Dates for 2018 Triennial announced!
See Our Triennials page for more details.
The International Guild of Handhooking Rugmakers (TIGHR) was founded on December 4th 1994 in London, England by a group of international friends who decided to establish a world wide group involved in rugmaking.
DECEMBER 4th 2014 was our 20th Anniversary and the first International Hook-In Day. Rugmakers around the world joined forces to celebrate our resourceful, artistic, traditions with fellow rughookers on December 4th 2015 International Rug Hooking Day. TIGHR has decided to make this an annual event.
We hope you will decide to join TIGHR!
Visit the Facebook page of TIGHR The International Guild of Handhooking Rugmakers.
The TIGHR mission statement reads:
The International Guild of Handhooking Rugmakers is a global organization of creative people who come together in friendship to share ideas, and to explore the different techniques of the art of rugmaking using a variety of fibres.
The organisation’s governing body is the Board, comprising members from one country who take office for three years. They lead the organization and communicate through the TIGHR Newsletter Hooking Matters, via this website and by using a members only on-line network. Towards the end of each Board’s three-year term, they organise a Triennial at which members come together in friendship, face to face, to share ideas and explore the techniques of rugmaking.
Since being founded in London in 1994, boards and Triennial meetings have been in Nova Scotia, Canada 1997; Massachusetts, United States 2000; Toronto, Canada 2003; Tenby, Wales 2006; Kentucky, United States, 2009 and in Strathalbyn, South Australia 2012. The 2013-2015 board was based in British Columbia, Canada and their term culminated with the 8th Triennial October 4-7, 2015 in Victoria. The 2016-2018 board is based in North Yorkshire, England and their theme is Returning to our roots.
Members of this guild explore a variety of rugmaking techniques.
The craft of rugmaking has included many different techniques over the centuries. This guild is mainly interested in the manipulation of fabric strips, in a variety of widths and yarns, by pulling or pushing them through an open weave backing.

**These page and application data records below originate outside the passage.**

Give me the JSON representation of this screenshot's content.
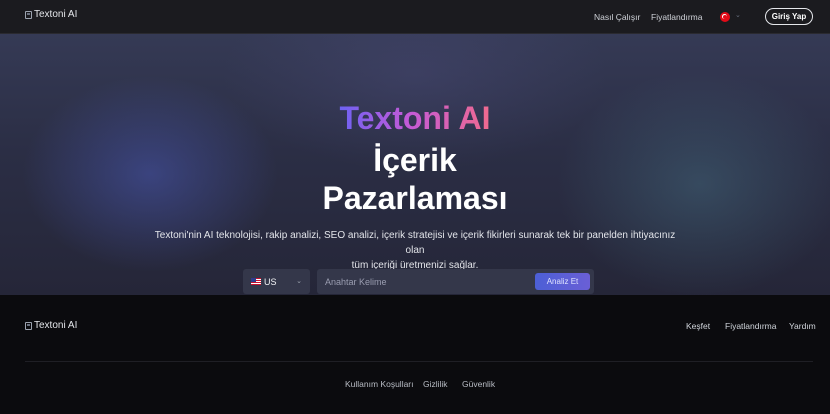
{
  "header": {
    "logo_alt": "Textoni AI",
    "nav": [
      {
        "label": "Nasıl Çalışır"
      },
      {
        "label": "Fiyatlandırma"
      }
    ],
    "language_icon": "turkey-flag-icon",
    "login_label": "Giriş Yap"
  },
  "hero": {
    "title_brand": "Textoni AI",
    "title_line2": "İçerik",
    "title_line3": "Pazarlaması",
    "description_line1": "Textoni'nin AI teknolojisi, rakip analizi, SEO analizi, içerik stratejisi ve içerik fikirleri sunarak tek bir panelden ihtiyacınız olan",
    "description_line2": "tüm içeriği üretmenizi sağlar.",
    "region_value": "US",
    "search_placeholder": "Anahtar Kelime",
    "analyze_label": "Analiz Et"
  },
  "footer": {
    "logo_alt": "Textoni AI",
    "links": [
      {
        "label": "Keşfet"
      },
      {
        "label": "Fiyatlandırma"
      },
      {
        "label": "Yardım"
      }
    ],
    "legal": [
      {
        "label": "Kullanım Koşulları"
      },
      {
        "label": "Gizlilik"
      },
      {
        "label": "Güvenlik"
      }
    ]
  },
  "colors": {
    "accent_start": "#6d62f3",
    "accent_mid": "#c25ad8",
    "accent_end": "#f06a8e",
    "button": "#4c5fd6"
  }
}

Contemporary rugmaking artists often use cotton monks cloth, rug warp or linen with approximately 12-15 threads per inch – natural fibres will maintain a good foundation for years to come. In the past any fabric which could be punctured to pull a loop through was used, leading to some utilitarian which deteriorated because the foundation fibres were not strong enough to withstand the elements and stress.
Some of our members describe their techniques and provide terminology on this page.
A sister craft to quilting, rugmaking evolved out of the need to warm up domestic spaces and to beautify the home without incurring great cost. Depending on the region’s sources of material, a variety of techniques have developed and many of them flourish today.
In the United States of America and Canada, wool fabric is most commonly used – it resists wear due to foot traffic, light exposure and changes of temperatures. This fibre had the advantage of being commonly available (as discarded clothing) in colder climates.
Japan’s recycled materials include silk kimonos.
Hooked rugs are are often painterly, using thin strips of wool.
Wider cuts of fabric are reminiscent of the primitive style of hooked rugs created in America in the very early 1800s. Originating in the Maritime provinces of Canada and spreading down to New England in the United States, bare floors and wool clothing led to the need to hook rugs from recycled fibres. Regional styles and a preference for particular types of material developed. In the 1860s, after the American Civil War, pattern makers stenciled designs and sold them. Today Rug Hooking Magazine publishes articles featuring the multitude of styles and techniques and it lists events and workshops.
In Australia and the United Kingdom, the craft is referred to as hooky if pulling with a hook. Another technique, using wide strips cut about 3″ in length and prodded through the backing creating a lush shaggy pile, is called proggy or proddy. Cotton t-shirts, synthetic fleece and other fabrics are as readily available as wool in these countries and are found in many a rugmaker’s stash.
Another technique incorporated into rugs is standing wool or quilling. A heavy rug is created using wider strips, folded in half and sewn down the middle length to the backing. Progressively more strips are packed in to fill the surface of a design. This technique, used in America prior to hooking through the foundation, is resurfacing all around the world ad, for example, rugmakers incorporate circles as flower centres into a hooked piece.
The benefits of joining this international guild include a members-only website where we discuss topics, post group projects and meet members by visiting their personal pages. We encourage members to take part in Skype calls as a way of accessing the global techniques and projects our guild is involved with. Videos of conference events and presentations by fibre experts are available on the members’ site. The organization is increasingly taking advantage of cyberspace and connecting members through emerging social media platforms. The Facebook page is TIGHR The International Guild of Handhooking Rugmakers